UK Hallmarking Explained
23 February 2017 | Victoria
Silver, palladium, gold and platinum ('precious metals') are normally alloyed with other metals in order to improve their strength, durability and colour etc. A hallmark is a legal requirement which guarantees the purity (fineness) of the precious metal. It consists of three symbols:
The traditional method to apply a hallmark is to strike the item with a punch, however, technology now means the marks can also be applied using a laser. A hallmark is not a single fineness mark on an article, eg a ring with a single 925 stamp, anyone can stamp these marks on any article and they do not indicate an officially recognised guarantee of the fineness of the metal.
Other countries will have different rules and not all countries have official hallmarking schemes, eg USA.
Which articles need to be hallmarked?
It is a legal requirement for any item sold in the UK (regardless of where it was manufactured) described as being made of gold, silver, palladium or platinum (subject to certain exemptions) to have a UK recognised hallmark.
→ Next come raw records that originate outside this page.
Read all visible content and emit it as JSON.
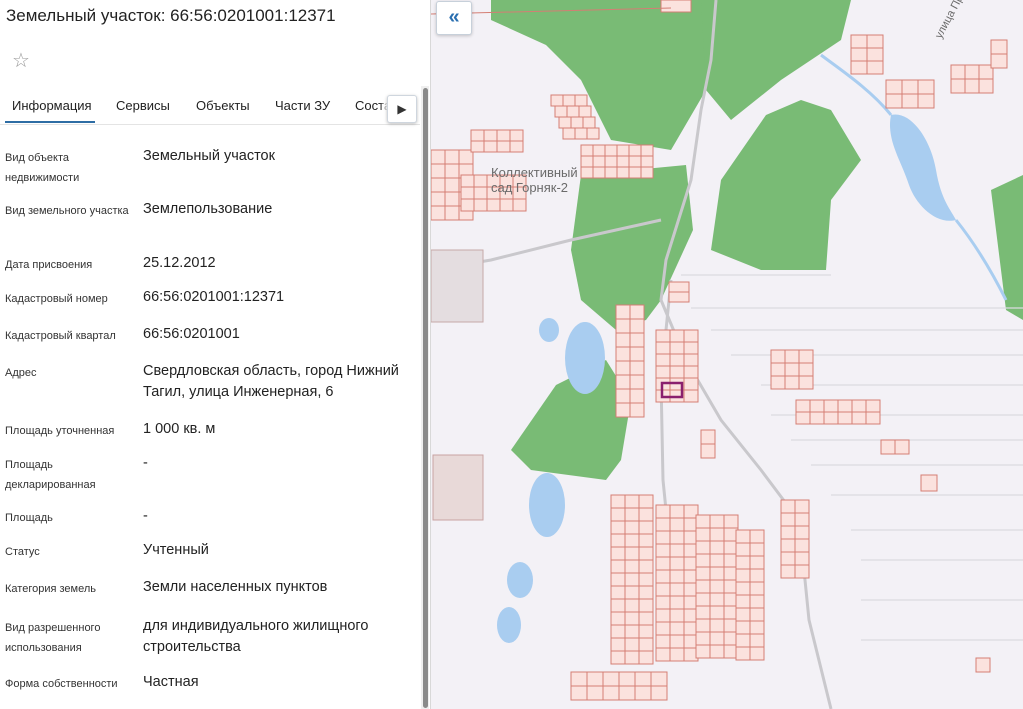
{
  "panel": {
    "title": "Земельный участок: 66:56:0201001:12371",
    "favorite_icon": "star-icon",
    "tabs": [
      {
        "label": "Информация",
        "active": true
      },
      {
        "label": "Сервисы"
      },
      {
        "label": "Объекты"
      },
      {
        "label": "Части ЗУ"
      },
      {
        "label": "Соста"
      }
    ],
    "tabs_scroll_icon": "chevron-right-icon",
    "properties": [
      {
        "label": "Вид объекта недвижимости",
        "value": "Земельный участок"
      },
      {
        "label": "Вид земельного участка",
        "value": "Землепользование"
      },
      {
        "label": "Дата присвоения",
        "value": "25.12.2012"
      },
      {
        "label": "Кадастровый номер",
        "value": "66:56:0201001:12371"
      },
      {
        "label": "Кадастровый квартал",
        "value": "66:56:0201001"
      },
      {
        "label": "Адрес",
        "value": "Свердловская область, город Нижний Тагил, улица Инженерная, 6"
      },
      {
        "label": "Площадь уточненная",
        "value": "1 000 кв. м"
      },
      {
        "label": "Площадь декларированная",
        "value": "-"
      },
      {
        "label": "Площадь",
        "value": "-"
      },
      {
        "label": "Статус",
        "value": "Учтенный"
      },
      {
        "label": "Категория земель",
        "value": "Земли населенных пунктов"
      },
      {
        "label": "Вид разрешенного использования",
        "value": "для индивидуального жилищного строительства"
      },
      {
        "label": "Форма собственности",
        "value": "Частная"
      }
    ]
  },
  "map": {
    "collapse_icon": "double-chevron-left-icon",
    "collapse_label": "«",
    "labels": {
      "settlement_line1": "Коллективный",
      "settlement_line2": "сад Горняк-2",
      "street": "улица Продольная"
    },
    "colors": {
      "background": "#f3f1f6",
      "forest": "#79bb75",
      "water": "#a9cdf0",
      "parcel_fill": "#fbe2de",
      "parcel_stroke": "#d47e74",
      "selected_parcel": "#8a1f6e"
    }
  }
}
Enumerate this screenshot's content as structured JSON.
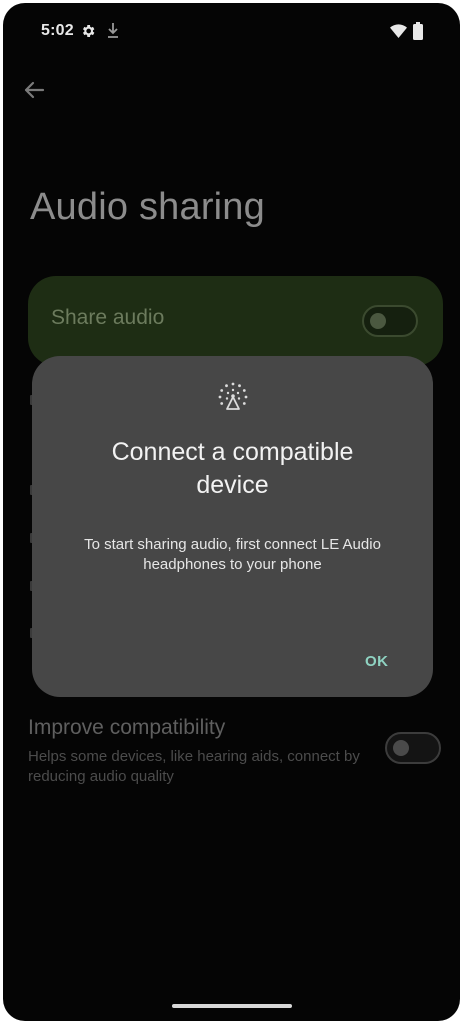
{
  "status_bar": {
    "time": "5:02",
    "icons": [
      "settings-icon",
      "download-icon",
      "wifi-icon",
      "battery-icon"
    ]
  },
  "navigation": {
    "back_icon": "arrow-left-icon"
  },
  "page": {
    "title": "Audio sharing"
  },
  "share_audio": {
    "label": "Share audio",
    "toggle_on": false
  },
  "improve_compatibility": {
    "title": "Improve compatibility",
    "description": "Helps some devices, like hearing aids, connect by reducing audio quality",
    "toggle_on": false
  },
  "dialog": {
    "icon": "broadcast-icon",
    "title": "Connect a compatible device",
    "body": "To start sharing audio, first connect LE Audio headphones to your phone",
    "ok_label": "OK"
  },
  "colors": {
    "background": "#050505",
    "dialog_surface": "#474747",
    "share_card": "#1e2d14",
    "accent_ok": "#8fd3c2"
  }
}
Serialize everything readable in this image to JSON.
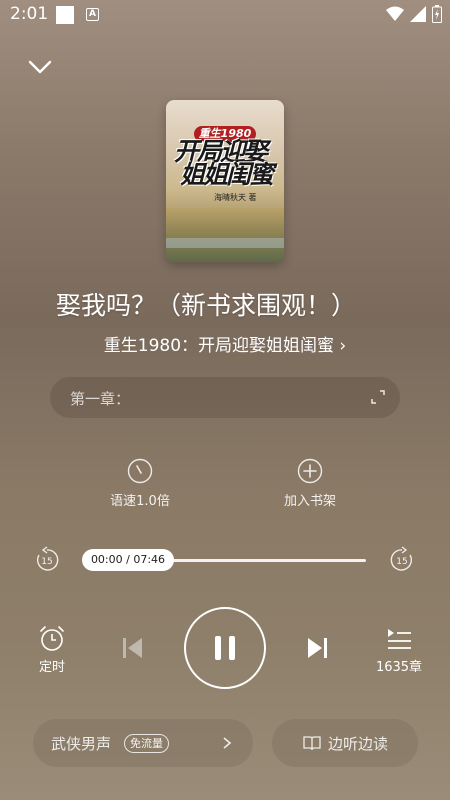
{
  "status_bar": {
    "time": "2:01",
    "app_badge": "A"
  },
  "cover": {
    "badge": "重生1980",
    "title_line1": "开局迎娶",
    "title_line2": "姐姐闺蜜",
    "author": "海晴秋天 著"
  },
  "episode_title": "娶我吗？（新书求围观！）",
  "book_name": "重生1980：开局迎娶姐姐闺蜜 ›",
  "chapter_bar": {
    "label": "第一章："
  },
  "actions": {
    "speed_label": "语速1.0倍",
    "add_shelf_label": "加入书架"
  },
  "player": {
    "time_display": "00:00 / 07:46",
    "progress": 0.0,
    "skip_seconds": "15"
  },
  "controls": {
    "timer_label": "定时",
    "chapters_label": "1635章"
  },
  "bottom": {
    "voice_label": "武侠男声",
    "free_badge": "免流量",
    "listen_label": "边听边读"
  }
}
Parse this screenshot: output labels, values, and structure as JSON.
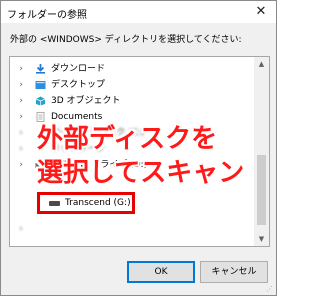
{
  "window": {
    "title": "フォルダーの参照",
    "close_glyph": "✕"
  },
  "prompt": "外部の <WINDOWS> ディレクトリを選択してください:",
  "tree": {
    "items": [
      {
        "label": "ダウンロード",
        "icon": "download-arrow-icon",
        "color": "#1e7bd6"
      },
      {
        "label": "デスクトップ",
        "icon": "desktop-folder-icon",
        "color": "#2b8fe0"
      },
      {
        "label": "3D オブジェクト",
        "icon": "3d-objects-icon",
        "color": "#27a3c9"
      },
      {
        "label": "Documents",
        "icon": "documents-icon",
        "color": "#9c9c9c"
      },
      {
        "label": "DVD RW ドライブ (D:)",
        "icon": "dvd-drive-icon",
        "color": "#666666"
      },
      {
        "label": "Transcend (G:)",
        "icon": "usb-drive-icon",
        "color": "#4a4a4a"
      }
    ],
    "blurred_rows": [
      "ローカル ディスク (C:)",
      "ネットワーク"
    ],
    "scroll_up_glyph": "▲",
    "scroll_down_glyph": "▼",
    "expand_glyph": "›"
  },
  "overlay": {
    "line1": "外部ディスクを",
    "line2": "選択してスキャン",
    "color": "#ff1a1a"
  },
  "buttons": {
    "ok": "OK",
    "cancel": "キャンセル"
  },
  "colors": {
    "highlight_border": "#e60000",
    "accent": "#0078d7"
  }
}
Items below the following weights are exempt:
A pre-1950 item may be described as a precious without a hallmark if the seller can prove it is of minimum fineness and was made before 1950.
Items made of gold plated base metals cannot be hallmarked (including gold filled items). A gold plated silver item can only be given the silver hallmark.